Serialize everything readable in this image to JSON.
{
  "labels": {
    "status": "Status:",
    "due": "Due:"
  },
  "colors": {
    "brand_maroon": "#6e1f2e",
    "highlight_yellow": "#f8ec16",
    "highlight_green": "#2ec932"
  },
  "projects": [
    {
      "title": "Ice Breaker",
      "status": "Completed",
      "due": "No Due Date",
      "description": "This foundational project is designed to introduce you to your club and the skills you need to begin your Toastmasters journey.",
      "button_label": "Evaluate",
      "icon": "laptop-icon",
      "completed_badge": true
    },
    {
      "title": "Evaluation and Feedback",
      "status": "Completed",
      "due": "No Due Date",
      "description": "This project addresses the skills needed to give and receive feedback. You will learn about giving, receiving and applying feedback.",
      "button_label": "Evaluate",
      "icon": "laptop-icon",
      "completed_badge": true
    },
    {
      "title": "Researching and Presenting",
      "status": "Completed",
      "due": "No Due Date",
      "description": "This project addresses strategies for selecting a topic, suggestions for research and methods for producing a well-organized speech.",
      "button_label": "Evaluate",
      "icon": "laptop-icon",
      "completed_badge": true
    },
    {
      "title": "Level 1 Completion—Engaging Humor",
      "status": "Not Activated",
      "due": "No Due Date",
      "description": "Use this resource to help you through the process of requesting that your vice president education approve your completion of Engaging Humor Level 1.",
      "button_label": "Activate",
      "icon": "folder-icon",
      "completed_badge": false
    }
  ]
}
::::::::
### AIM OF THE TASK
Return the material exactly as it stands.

### COMPLETED TASK
Serialize everything readable in this image to JSON.
{
  "labels": {
    "status": "Status:",
    "due": "Due:"
  },
  "colors": {
    "brand_maroon": "#6e1f2e",
    "highlight_yellow": "#f8ec16",
    "highlight_green": "#2ec932"
  },
  "projects": [
    {
      "title": "Ice Breaker",
      "status": "Completed",
      "due": "No Due Date",
      "description": "This foundational project is designed to introduce you to your club and the skills you need to begin your Toastmasters journey.",
      "button_label": "Evaluate",
      "icon": "laptop-icon",
      "completed_badge": true
    },
    {
      "title": "Evaluation and Feedback",
      "status": "Completed",
      "due": "No Due Date",
      "description": "This project addresses the skills needed to give and receive feedback. You will learn about giving, receiving and applying feedback.",
      "button_label": "Evaluate",
      "icon": "laptop-icon",
      "completed_badge": true
    },
    {
      "title": "Researching and Presenting",
      "status": "Completed",
      "due": "No Due Date",
      "description": "This project addresses strategies for selecting a topic, suggestions for research and methods for producing a well-organized speech.",
      "button_label": "Evaluate",
      "icon": "laptop-icon",
      "completed_badge": true
    },
    {
      "title": "Level 1 Completion—Engaging Humor",
      "status": "Not Activated",
      "due": "No Due Date",
      "description": "Use this resource to help you through the process of requesting that your vice president education approve your completion of Engaging Humor Level 1.",
      "button_label": "Activate",
      "icon": "folder-icon",
      "completed_badge": false
    }
  ]
}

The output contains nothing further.